We must be confident that our lures are in high percentage places and patiently watch and wait for the slightest thump.
These are the types of days where you are not fishing for fifty bites, you may be looking for five. It sounds daunting, but if you can pack up and head home knowing you pulled out five bites in some of the toughest conditions bass anglers face, then you can take solace in the fact that you are becoming a great angler.
Lures for Cold Front Bass Fishing
Keeping your lure in the “zone” for as long as possible is the key to success after a cold front.
The bass will have shortened up their strike zone, or how far they are willing to chase. Lures and presentations that can sit and soak are more likely to trick that bass into biting.
Bass anglers tend to fish too fast during optimal conditions – that is definitely true after cold fronts.
Neko Rig for Cold Front Bass
The beauty of this rig is the fact it can sit in one place for a very long time.
The slightest currents in the water will impart action on the lure, and if needed, we can supplement this with a slight hop or drag with our rod.
I prefer to use Elaztech plastics on this rig during post cold front fishing because it is buoyant. The worm will sit upright and that tail will twitch and bounce without me doing anything. The lure can sit, sit, and sit some more.
Traditional plastic worms will fall over. If the bottom cover is silty or has some short vegetation, the entire rig may be obscured from the bass.
Post Cold Front Bass and the Ned Rig
If I am fishing a bottom composition that is very clean and in clear water, the Ned rig is hard to beat.

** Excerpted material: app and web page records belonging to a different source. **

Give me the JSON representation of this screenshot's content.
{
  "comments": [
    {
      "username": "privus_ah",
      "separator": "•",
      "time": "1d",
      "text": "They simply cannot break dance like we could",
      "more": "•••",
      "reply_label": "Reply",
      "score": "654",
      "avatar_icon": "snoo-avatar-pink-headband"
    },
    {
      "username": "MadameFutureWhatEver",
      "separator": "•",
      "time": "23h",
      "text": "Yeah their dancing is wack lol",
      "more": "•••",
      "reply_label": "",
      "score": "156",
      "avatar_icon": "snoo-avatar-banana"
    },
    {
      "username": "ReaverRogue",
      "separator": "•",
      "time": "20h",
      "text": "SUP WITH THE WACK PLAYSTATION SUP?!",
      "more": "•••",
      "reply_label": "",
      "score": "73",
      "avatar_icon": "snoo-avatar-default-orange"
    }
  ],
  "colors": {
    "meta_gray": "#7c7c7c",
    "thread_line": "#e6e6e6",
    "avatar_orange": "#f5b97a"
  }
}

This extreme finesse style lure possesses an uncanny ability to coax bass into biting.
Like the Neko rig, I am going to use Elaztech plastics to keep the lure more visible to the bass. It is important to remember the strike zone is very small and using a plastic that can sit for extended periods will trigger many more bites.
If the water you are fishing has a silty bottom composition, this is not the best rig to choose. It needs a clean bottom, preferably a hard bottom, to be most effective.
Bass Fishing after a Cold Front With the Damiki Rig
An easy meal is hard for bass to resist – even bass that are lethargic because of a cold front.
Unlike the other two rigs that can sit, I fish this with a very slow swimming retrieve. In deeper water, the rig is very effective fished vertically like you would when ice fishing.
I use lightweight Damiki heads, something in the 1/16 oz or ⅛ oz range.
My favorite lure to use on the rig is the Strike King Baby Z Too. Yes, it is Elaztech and helps the lure to maintain its position in the water column while being presented slowly.
I let the lure sink to the bottom and then reel it back while slightly thumping the side of my spinning rod with my index finger. This imparts an ultra-realistic swimming motion to the lure that can trigger bass to swallow this unwary little creature moving through their personal space.
Largemouth bass often do not move far after a cold front pushes through. They will slip deeper, but not as deep as I once thought.
Target the bottom edge of the structure or cover they were sitting on and hit the area again-and-again. This is not the time to be running around the lake and trying a thousand different locations.
Use lures that can be presented slowly and set the hook on anything that feels odd. Most bites will be detected by weight rather than a jarring thump.
Conquering post cold front conditions is something to be proud of. Many, many anglers give up or never head to the lake at all.
Tight lines. Be safe and make sure to encourage someone today. You never know how you may change their life forever.